    5. Defying a Federal Court Order by refusing to halt the unconstitutional implementation of the “Patient Healthcare and Affordable Care Act of 2010, popularly known as “ObamaCare”, in violation of U.S. Constitution Article II, Section 3, and Article III, Sections 1 & 2;

    6. Defying a Federal Court Order by refusing to grant lawful deep water drilling permits, in violation of U.S. Constitution Article II, Section 3, and Article III, Sections 1 & 2;

    7. Executive Branch creation and implementation of regulations asserting unconstitutional force of Federal law on matters explicitly rejected by or contrary to the will and intent of Congress, specifically the EPA implementation of Cap and Trade, in violation of U.S. Constitution Article I, Section 1 and Section 8;

    8. Refusing to secure our broken borders from illegal alien invasion, international criminal incursion, and terrorist cadre penetration, in violation of U.S. Constitution, Article III, Section 3 and Article IV, Section 4;

    Whistle Blowers: Barack Obama Violates Federal Court Order ~ Charlotte N C. Indictments And Impeachment.

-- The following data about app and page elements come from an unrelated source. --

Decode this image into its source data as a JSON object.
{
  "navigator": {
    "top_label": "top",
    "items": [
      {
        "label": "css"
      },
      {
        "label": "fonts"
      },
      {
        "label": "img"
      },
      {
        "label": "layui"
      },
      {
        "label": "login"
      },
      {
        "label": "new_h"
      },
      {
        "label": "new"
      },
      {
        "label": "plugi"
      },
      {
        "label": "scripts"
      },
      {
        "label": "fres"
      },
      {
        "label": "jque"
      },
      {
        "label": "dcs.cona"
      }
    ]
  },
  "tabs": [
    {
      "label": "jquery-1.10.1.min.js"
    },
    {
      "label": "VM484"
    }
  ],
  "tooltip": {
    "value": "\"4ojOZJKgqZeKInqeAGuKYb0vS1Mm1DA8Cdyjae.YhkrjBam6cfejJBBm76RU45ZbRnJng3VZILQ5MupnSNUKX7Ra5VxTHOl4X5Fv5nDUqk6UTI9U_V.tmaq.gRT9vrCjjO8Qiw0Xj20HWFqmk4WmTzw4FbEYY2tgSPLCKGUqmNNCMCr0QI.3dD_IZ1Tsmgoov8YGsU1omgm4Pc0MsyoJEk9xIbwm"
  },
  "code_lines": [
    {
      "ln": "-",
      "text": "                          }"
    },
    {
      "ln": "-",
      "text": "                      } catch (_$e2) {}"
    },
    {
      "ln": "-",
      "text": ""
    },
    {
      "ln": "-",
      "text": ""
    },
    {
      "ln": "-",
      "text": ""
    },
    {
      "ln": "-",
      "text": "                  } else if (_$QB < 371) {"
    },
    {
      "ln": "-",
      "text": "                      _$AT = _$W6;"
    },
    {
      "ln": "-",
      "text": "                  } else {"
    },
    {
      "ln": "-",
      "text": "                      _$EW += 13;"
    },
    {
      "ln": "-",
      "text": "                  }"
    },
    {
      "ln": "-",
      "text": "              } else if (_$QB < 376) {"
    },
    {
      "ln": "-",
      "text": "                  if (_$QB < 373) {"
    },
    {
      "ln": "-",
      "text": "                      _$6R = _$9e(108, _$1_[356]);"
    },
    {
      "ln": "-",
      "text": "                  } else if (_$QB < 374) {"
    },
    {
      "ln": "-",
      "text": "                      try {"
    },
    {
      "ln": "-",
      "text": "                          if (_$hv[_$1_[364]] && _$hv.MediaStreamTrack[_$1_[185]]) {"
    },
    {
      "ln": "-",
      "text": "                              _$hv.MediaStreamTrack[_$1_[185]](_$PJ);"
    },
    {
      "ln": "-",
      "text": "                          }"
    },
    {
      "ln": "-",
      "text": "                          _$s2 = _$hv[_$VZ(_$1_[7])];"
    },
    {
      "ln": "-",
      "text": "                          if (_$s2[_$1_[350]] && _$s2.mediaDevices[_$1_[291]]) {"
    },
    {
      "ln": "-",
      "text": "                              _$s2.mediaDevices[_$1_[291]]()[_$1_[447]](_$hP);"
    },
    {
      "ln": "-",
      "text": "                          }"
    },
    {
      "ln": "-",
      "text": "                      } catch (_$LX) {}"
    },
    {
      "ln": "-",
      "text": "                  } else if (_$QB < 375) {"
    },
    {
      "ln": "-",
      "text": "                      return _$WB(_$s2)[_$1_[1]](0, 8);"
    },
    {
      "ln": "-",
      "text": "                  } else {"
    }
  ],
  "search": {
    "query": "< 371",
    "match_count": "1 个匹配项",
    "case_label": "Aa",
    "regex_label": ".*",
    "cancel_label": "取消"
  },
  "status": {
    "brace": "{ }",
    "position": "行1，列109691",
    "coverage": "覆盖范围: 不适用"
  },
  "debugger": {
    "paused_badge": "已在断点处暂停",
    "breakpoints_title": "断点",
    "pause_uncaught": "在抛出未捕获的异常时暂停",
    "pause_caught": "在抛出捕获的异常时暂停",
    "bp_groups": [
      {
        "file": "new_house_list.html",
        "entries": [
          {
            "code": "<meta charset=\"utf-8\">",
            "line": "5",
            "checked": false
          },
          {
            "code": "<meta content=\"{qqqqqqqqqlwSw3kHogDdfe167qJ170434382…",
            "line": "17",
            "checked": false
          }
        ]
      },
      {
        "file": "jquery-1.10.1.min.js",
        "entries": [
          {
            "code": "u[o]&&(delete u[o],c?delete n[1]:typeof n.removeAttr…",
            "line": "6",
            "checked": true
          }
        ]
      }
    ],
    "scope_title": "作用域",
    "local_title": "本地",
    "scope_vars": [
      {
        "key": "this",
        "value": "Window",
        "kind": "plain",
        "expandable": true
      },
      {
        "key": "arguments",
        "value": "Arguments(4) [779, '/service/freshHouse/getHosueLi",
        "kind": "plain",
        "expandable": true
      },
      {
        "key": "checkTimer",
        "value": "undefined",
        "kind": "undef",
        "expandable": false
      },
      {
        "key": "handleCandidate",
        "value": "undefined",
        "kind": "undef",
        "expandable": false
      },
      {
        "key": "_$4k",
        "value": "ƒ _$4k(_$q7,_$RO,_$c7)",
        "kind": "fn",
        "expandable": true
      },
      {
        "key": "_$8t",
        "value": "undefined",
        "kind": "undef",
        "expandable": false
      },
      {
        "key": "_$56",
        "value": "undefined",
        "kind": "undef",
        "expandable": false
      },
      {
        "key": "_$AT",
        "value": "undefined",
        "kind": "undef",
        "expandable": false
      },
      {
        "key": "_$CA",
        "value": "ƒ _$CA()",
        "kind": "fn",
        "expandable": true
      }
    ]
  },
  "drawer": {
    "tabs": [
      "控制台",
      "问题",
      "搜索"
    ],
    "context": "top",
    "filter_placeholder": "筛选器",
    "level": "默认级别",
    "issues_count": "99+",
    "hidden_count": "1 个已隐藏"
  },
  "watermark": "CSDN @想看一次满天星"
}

    9. Executive Branch malfeasance and impeding the administration of justice by preventing the U.S. Department of Justice from investigating crimes committed for the direct benefit of the President by presidential associates including: voter intimidation at the hands of the New Black Panthers and ACORN election fraud, in violation of U.S. Constitution Article II, Section 3, and U.S. Criminal Code Section 135, (Comp. St. § 10305);

    10. Direct mobilizing and funding of mob violence, sedition and insurrection, as witnessed in Wisconsin, by the President’s own reelection campaign group Organizing for America, and including open statements of incitement to the insurrection by the President himself, in violation of U.S.Penal Code, Chapter 115, Section 2383;

    11. Executive Branch usurpation of lawmaking powers voiding duly enacted legislation of Congress by improperly preventing the U.S. Department of Justice from defending established Federal law – specifically the Defense of Marriage Act, in violation of U.S. Constitution Article II, Section 3;

    12. Adhering to the enemies of the United States, giving them aid and comfort, as witnessed by consorting with, supporting and installing to powerful Federal positions persons who in writing, word and deed have called for and promoted the overthrow of America’s constitutionally guaranteed Republican form of government, and the overthrow of the United States Constitution; including but not limited to William Ayers, Bernadette Dohrn, Cass Sunstein, John Holdren, Van Jones, Dalia Mogahed, Harold Koh, and Eric Holder, in violation of U.S. Constitution, Article III, Section IV and U.S. Penal Code, Section 2385.

    This